Given the current challenging economy, your business strategies will most likely need updating. Your objectives will depend on your business, your aspirations and your competition, among other factors.
“Think about the most significant strategic issues facing your business today,” Johnson says. “Then set goals that are action-oriented, measurable and definable. These can be the performance metrics that point toward specific strategies—for example, introducing new products, expanding into new markets, targeting acquisitions and so on. … Your goals should be ‘ambitious but achievable.’”
By reviewing projections with you, your financial advisor can help determine which goals are realistic. For example, if you aim to double your size in five years, the only way to achieve that might be through an acquisition, which may strain your working capital.

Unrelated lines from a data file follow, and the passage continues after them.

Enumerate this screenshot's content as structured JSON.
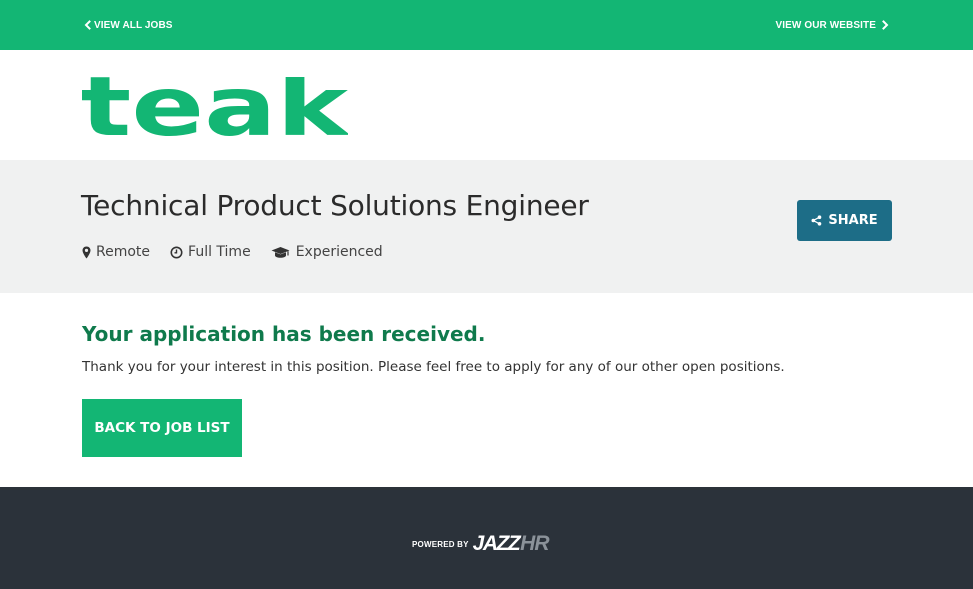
{
  "nav": {
    "back_label": "VIEW ALL JOBS",
    "website_label": "VIEW OUR WEBSITE"
  },
  "brand": {
    "logo_text": "teak",
    "logo_color": "#13b674"
  },
  "job": {
    "title": "Technical Product Solutions Engineer",
    "location": "Remote",
    "type": "Full Time",
    "experience": "Experienced",
    "share_label": "SHARE"
  },
  "confirmation": {
    "heading": "Your application has been received.",
    "message": "Thank you for your interest in this position. Please feel free to apply for any of our other open positions.",
    "back_button_label": "BACK TO JOB LIST"
  },
  "footer": {
    "powered_by_label": "POWERED BY",
    "vendor_jazz": "JAZZ",
    "vendor_hr": "HR"
  },
  "colors": {
    "accent": "#13b674",
    "share_button": "#1d6d87",
    "heading_green": "#0f7a4c",
    "footer_bg": "#2b323a"
  },
  "icons": {
    "back": "chevron-left-icon",
    "website": "chevron-right-icon",
    "location": "map-marker-icon",
    "type": "clock-icon",
    "experience": "graduation-cap-icon",
    "share": "share-icon"
  }
}
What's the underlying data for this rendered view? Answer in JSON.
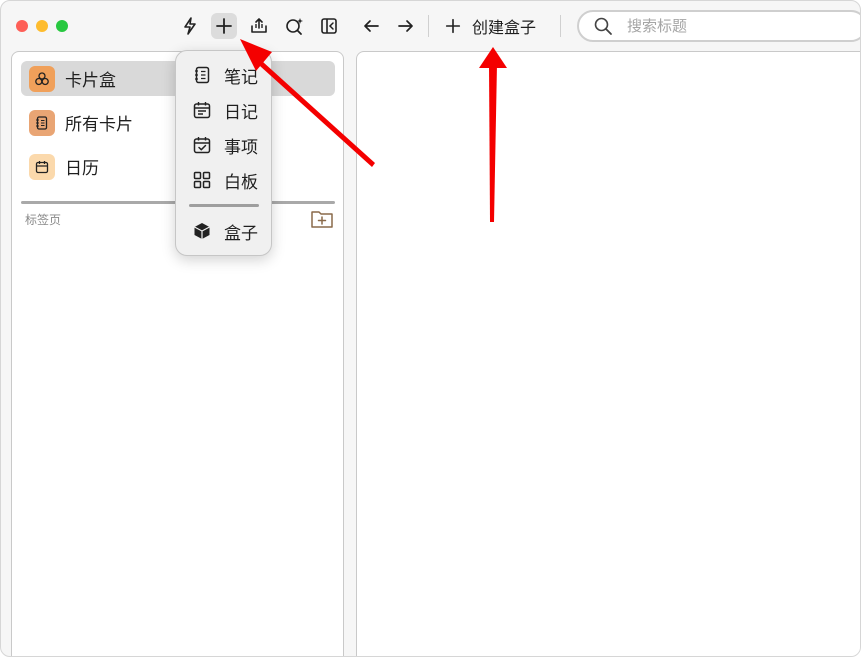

You might decide to scale back your ambitious estimates to meet them through more gradual expansion.
Ask your financial advisor to review the finished plan for gaps that could prevent you from meeting one of your goals. According to Wiers, your advisor may also be able to help you find needed outside accounting, tax or legal professionals.
Because your business is always changing, you and your senior staff should review and, if necessary, revise the business plan at least once a year. You should also review the plan whenever your company faces a major event, such as an acquisition, a major change in product line or even a time-consuming lawsuit. While your mission and vision statements probably won’t change, your specific strategies must adapt to changes in your business or the economy as a whole.
During difficult economic times, some companies may delay making staff cuts or eliminating an unprofitable product until it’s too late, Wiers says. When markets decline, reviewing a business plan can be especially useful in alerting a company to problems and pushing managers to make sometimes painful but necessary decisions for the overall good of the company.
(A Merrill Lynch Senior Financial Advisor. She can be reached at 410-213-8520.)